By 2007, all provinces (with the exception of Henan, which followed in 2011) had begun allowing couples who were both children to have two children. In November 2013, a policy was adopted that allowed couples with at least one spouse to have two children. But as of May 2015, only 1.45 million (13.2%) of the 11 million eligible couples applied for permission to have a second child.56 The low intake was attributed to the high cost of raising children in cities, as the vast majority of these eligible couples were city dwellers.57 Couples who requested a second child were younger, had a higher family income, a young first child was more likely to be a girl, and parents who wanted a second grandchild.58 This low intake, along with calls from scientists and the media, likely accelerated the announcement of the universal two-child policy. When the policy of “initiation in the 1960s to 1970s; Maturity in the 1980s-1990s; and legalization in the years 2000-2010”,[34] the administration of population policy has also changed. From 1961 to 1983, the Population Programme was under the Ministry of Population and Birth Control. From 1984 to 2002, it was under the control of the National Committee on Population and Family Planning. From 2003 to 2006, he was under the responsibility of the Vietnam Commission on Population, Family and Children. Since 2007, the Population Programme has been subordinate to the General Office for Population and Family Planning. [34] In Singapore, the two-child policy was called “Stop at Two” until the 1980s.

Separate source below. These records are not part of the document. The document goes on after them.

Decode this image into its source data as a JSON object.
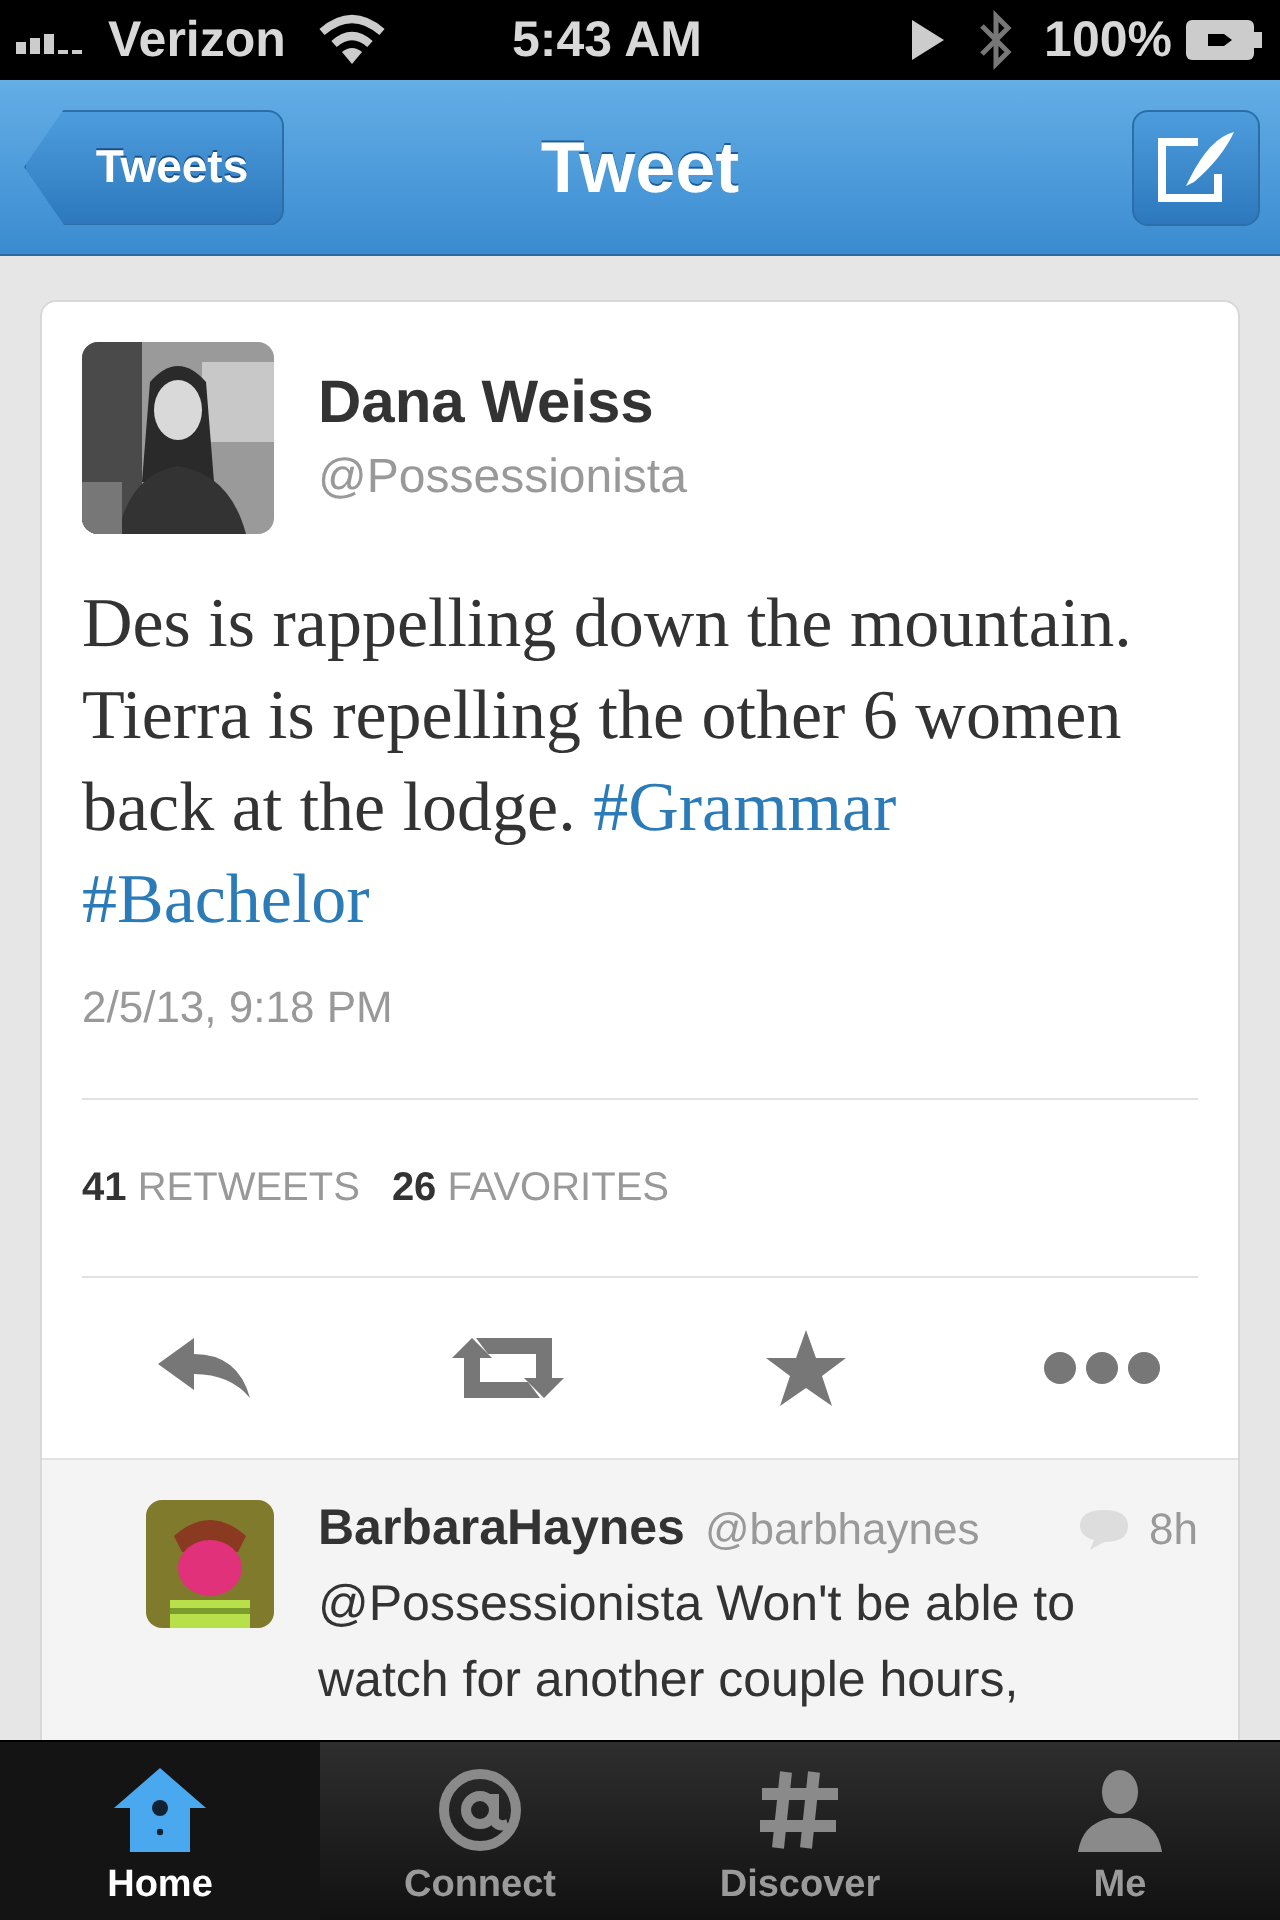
{
  "status_bar": {
    "carrier": "Verizon",
    "time": "5:43 AM",
    "battery": "100%"
  },
  "nav": {
    "back": "Tweets",
    "title": "Tweet"
  },
  "tweet": {
    "name": "Dana Weiss",
    "handle": "@Possessionista",
    "text": "Des is rappelling down the mountain. Tierra is repelling the other 6 women back at the lodge.",
    "hashtags": [
      "#Grammar",
      "#Bachelor"
    ],
    "date": "2/5/13, 9:18 PM",
    "stats": [
      {
        "count": "41",
        "label": "RETWEETS"
      },
      {
        "count": "26",
        "label": "FAVORITES"
      }
    ]
  },
  "reply": {
    "name": "BarbaraHaynes",
    "handle": "@barbhaynes",
    "time": "8h",
    "text": "@Possessionista Won't be able to watch for another couple hours,"
  },
  "tabs": [
    {
      "label": "Home",
      "selected": true
    },
    {
      "label": "Connect",
      "selected": false
    },
    {
      "label": "Discover",
      "selected": false
    },
    {
      "label": "Me",
      "selected": false
    }
  ]
}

Our study showed that in China, the CRU as a whole has fallen to a normal level with the gradual liberalization of the two-child policy after the one-child policy. The two-child policy has been a very important factor in the context of the decline of the CRU. The two-child policy has also yielded good results, such as a lower MC rate, fewer girl deaths, fewer sex-selective abortions. For the Chinese government, there has been much to be done to improve the level of maternal health care, ensure the well-being of women of childbearing age and reduce the incidence of pregnancy complications. In October 2015, China`s one-child policy was replaced by a universal two-child policy. The effects of the new policy are inevitably speculative, but predictions can be made based on recent trends. Population growth will be relatively low, peaking at 1.45 billion in 2029 (up from a peak of 1.4 billion in 2023 if the one-child policy continues). The new policy will allow almost all Chinese to have their preferred number of children. The benefits of the new policy include: a sharp reduction in abortions due to unauthorized pregnancies, the de facto elimination of the problem of unregistered children and a more normal male-to-female ratio. All of these effects are expected to improve health outcomes. The impact of the new policy on the shrinking workforce and the rapid ageing of the population will only be felt in two decades.

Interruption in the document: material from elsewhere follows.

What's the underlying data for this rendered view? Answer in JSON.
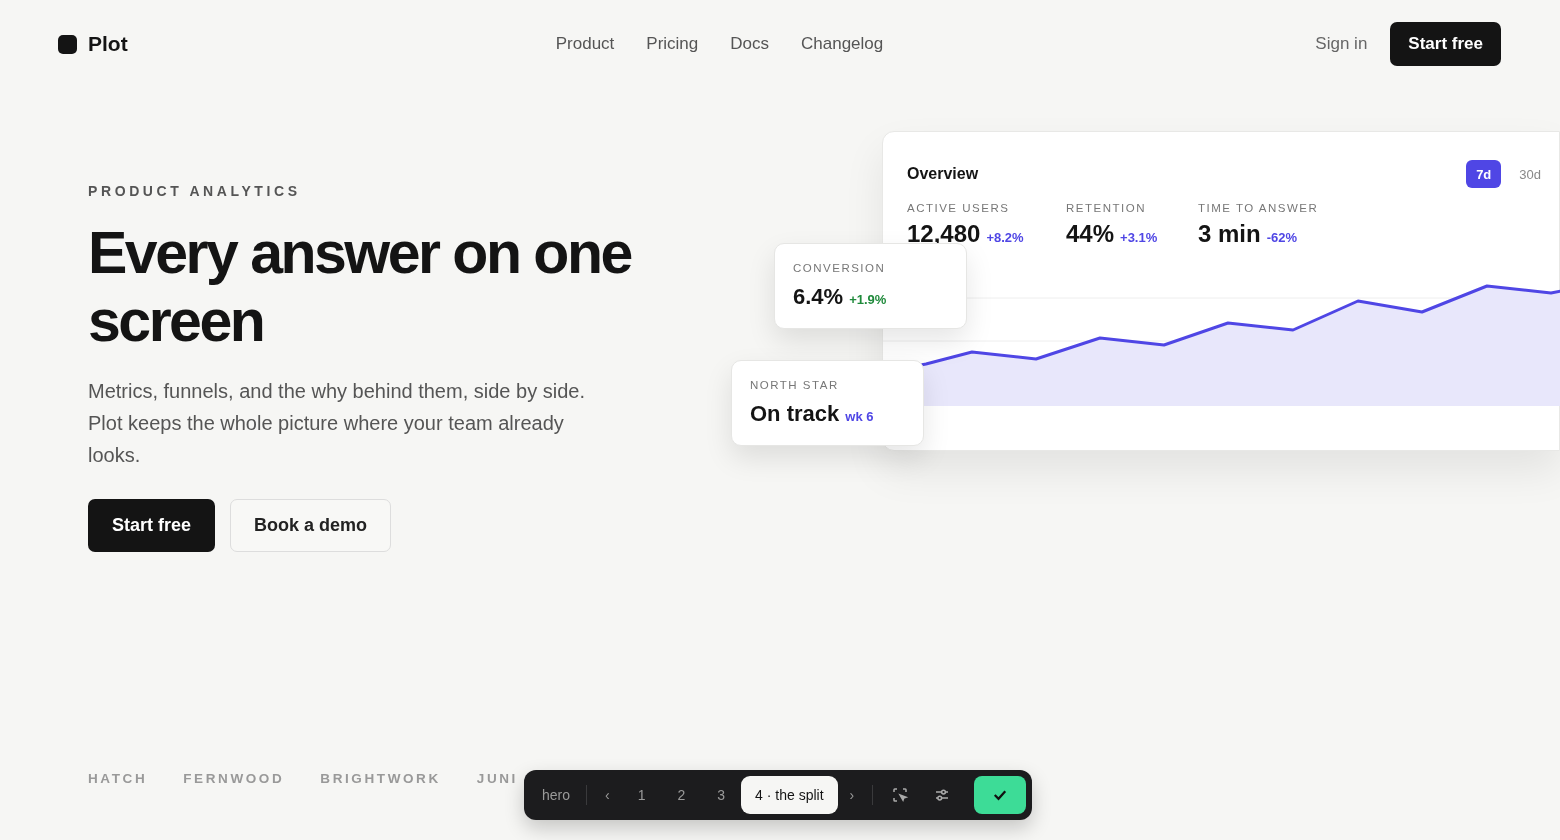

In the meantime, more robust policies are needed to address the social, health and nursing needs of the elderly population. The legacy of China`s one-child regime is still painfully felt by many who have suffered from having more children. Ran Zheng for NPR Hide caption Medical staff mass babies at a child care center in Yongquan, Chongqing County, southwest China, December 15, 2016. China recorded 1 million more births in 2016 than in 2015 after the end of the one-child policy. AFP via Getty Images Hide the caption As one of the most controversial policies in history, a debate has raged over the positive and negative effects of the one-child policy. The authorities claim that 400 million births were prevented, which contributed to an increase in GDP per capita.9 However, this assessment is disputed by claims that the higher number of births avoided includes the effects of later and shorter policies and that the one-child policy has prevented births closer to 200 million births.10 In addition, many scientists believe that rapid economic development alone has prevented fertility. would have been significantly reduced. as was the case in many other developing countries, such as Thailand, where the total fertility rate fell from 5.6 in 1970 to 2.1 in 1990.11 This possibility, combined with the very rapid decline in fertility during the later shorter policy, raises the obvious question of whether the one-child policy was necessary.